» **Problem requirements**
From the records below, take each line where the string "than" shows up and copy it.

» **Given information**
———

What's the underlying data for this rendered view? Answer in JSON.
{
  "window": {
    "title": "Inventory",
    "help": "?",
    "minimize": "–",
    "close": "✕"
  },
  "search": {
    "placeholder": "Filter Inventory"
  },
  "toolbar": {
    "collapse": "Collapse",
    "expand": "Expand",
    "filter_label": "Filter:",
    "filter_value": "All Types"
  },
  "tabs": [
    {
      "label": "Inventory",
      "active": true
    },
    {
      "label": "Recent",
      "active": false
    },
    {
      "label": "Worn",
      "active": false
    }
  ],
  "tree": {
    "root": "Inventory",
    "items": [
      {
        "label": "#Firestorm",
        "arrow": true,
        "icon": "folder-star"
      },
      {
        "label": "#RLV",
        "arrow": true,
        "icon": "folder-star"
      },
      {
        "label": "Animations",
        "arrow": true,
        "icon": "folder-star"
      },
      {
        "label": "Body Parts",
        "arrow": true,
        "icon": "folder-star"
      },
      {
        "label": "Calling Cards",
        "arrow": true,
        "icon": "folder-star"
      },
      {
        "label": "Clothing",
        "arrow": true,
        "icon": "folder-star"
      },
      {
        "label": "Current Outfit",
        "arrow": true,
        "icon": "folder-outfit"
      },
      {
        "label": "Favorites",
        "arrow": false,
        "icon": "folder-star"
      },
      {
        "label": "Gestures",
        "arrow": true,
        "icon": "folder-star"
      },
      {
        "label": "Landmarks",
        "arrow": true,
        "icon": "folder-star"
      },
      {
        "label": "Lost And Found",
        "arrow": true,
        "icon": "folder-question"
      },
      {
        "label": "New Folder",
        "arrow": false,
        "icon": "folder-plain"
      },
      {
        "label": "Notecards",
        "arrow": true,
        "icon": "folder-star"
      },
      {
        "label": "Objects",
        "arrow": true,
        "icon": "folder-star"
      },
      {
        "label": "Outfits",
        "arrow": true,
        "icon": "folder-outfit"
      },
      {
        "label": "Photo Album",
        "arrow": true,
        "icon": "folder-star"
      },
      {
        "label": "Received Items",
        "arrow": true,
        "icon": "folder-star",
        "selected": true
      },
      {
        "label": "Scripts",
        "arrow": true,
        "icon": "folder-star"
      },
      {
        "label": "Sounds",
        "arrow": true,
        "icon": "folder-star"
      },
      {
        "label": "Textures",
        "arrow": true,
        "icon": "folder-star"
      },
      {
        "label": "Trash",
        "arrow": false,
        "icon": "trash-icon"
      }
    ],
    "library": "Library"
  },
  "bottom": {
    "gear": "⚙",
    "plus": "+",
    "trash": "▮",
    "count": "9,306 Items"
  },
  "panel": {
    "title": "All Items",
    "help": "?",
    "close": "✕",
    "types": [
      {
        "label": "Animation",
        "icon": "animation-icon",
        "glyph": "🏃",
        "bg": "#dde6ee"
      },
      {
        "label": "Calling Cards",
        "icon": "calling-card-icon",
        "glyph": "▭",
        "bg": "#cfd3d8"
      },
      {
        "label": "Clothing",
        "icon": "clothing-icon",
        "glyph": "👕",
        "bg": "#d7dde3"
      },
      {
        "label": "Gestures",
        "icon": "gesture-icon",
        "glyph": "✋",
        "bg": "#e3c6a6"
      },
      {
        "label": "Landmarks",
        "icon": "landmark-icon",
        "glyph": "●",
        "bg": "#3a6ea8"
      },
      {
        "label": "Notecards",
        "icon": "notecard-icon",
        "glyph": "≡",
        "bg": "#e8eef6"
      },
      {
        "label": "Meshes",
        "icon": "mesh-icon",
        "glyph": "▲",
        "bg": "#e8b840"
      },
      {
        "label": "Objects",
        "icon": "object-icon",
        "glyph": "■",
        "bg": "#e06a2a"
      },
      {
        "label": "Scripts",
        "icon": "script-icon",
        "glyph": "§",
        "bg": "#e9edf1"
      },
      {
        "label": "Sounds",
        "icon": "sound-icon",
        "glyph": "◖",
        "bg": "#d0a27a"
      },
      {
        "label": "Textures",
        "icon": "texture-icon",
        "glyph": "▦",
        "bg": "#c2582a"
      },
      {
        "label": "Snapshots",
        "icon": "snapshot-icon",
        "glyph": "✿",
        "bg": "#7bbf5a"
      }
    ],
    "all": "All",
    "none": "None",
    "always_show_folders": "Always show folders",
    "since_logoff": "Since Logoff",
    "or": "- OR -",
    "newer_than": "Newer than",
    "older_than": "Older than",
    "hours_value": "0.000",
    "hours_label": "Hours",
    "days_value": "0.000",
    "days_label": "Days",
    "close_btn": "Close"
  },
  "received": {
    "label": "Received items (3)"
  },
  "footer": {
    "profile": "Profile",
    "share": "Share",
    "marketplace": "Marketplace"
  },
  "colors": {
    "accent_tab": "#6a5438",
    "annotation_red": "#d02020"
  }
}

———

» **Response to the task**
    "newer_than": "Newer than",
    "older_than": "Older than",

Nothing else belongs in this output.